SUPPLIED MATERIAL:
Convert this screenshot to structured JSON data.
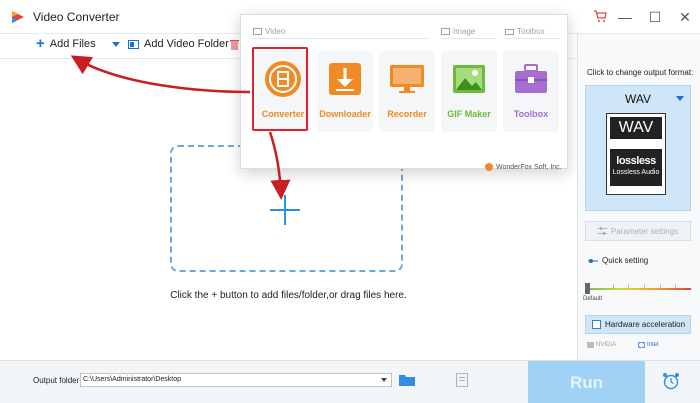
{
  "app": {
    "title": "Video Converter"
  },
  "window": {
    "minimize": "—",
    "maximize": "☐",
    "close": "✕"
  },
  "toolbar": {
    "add_files": "Add Files",
    "add_video_folder": "Add Video Folder"
  },
  "main": {
    "drop_hint": "Click the + button to add files/folder,or drag files here."
  },
  "popup": {
    "sections": {
      "video": "Video",
      "image": "Image",
      "toolbox": "Toolbox"
    },
    "modules": [
      {
        "label": "Converter",
        "color": "#f08a24",
        "icon": "film-reel-icon"
      },
      {
        "label": "Downloader",
        "color": "#f08a24",
        "icon": "download-icon"
      },
      {
        "label": "Recorder",
        "color": "#f08a24",
        "icon": "monitor-icon"
      },
      {
        "label": "GIF Maker",
        "color": "#6dbb3a",
        "icon": "image-icon"
      },
      {
        "label": "Toolbox",
        "color": "#a56fd0",
        "icon": "toolbox-icon"
      }
    ],
    "brand": "WonderFox Soft, Inc."
  },
  "output_panel": {
    "hint": "Click to change output format:",
    "format": "WAV",
    "icon_top": "WAV",
    "icon_lossless": "lossless",
    "icon_caption": "Lossless Audio",
    "parameter_settings": "Parameter settings",
    "quick_setting": "Quick setting",
    "default_label": "Default",
    "hardware_acceleration": "Hardware acceleration",
    "vendors": [
      "NVIDIA",
      "Intel"
    ]
  },
  "bottom": {
    "output_folder_label": "Output folder:",
    "output_folder_value": "C:\\Users\\Administrator\\Desktop",
    "run": "Run"
  },
  "colors": {
    "accent": "#1a6fd0",
    "highlight": "#e0202a",
    "run": "#9fd2f5",
    "format_box": "#cfe6f8"
  }
}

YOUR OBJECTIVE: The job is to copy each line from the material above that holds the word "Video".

YOUR SOLUTION:
    "title": "Video Converter"
    "add_video_folder": "Add Video Folder"
      "video": "Video",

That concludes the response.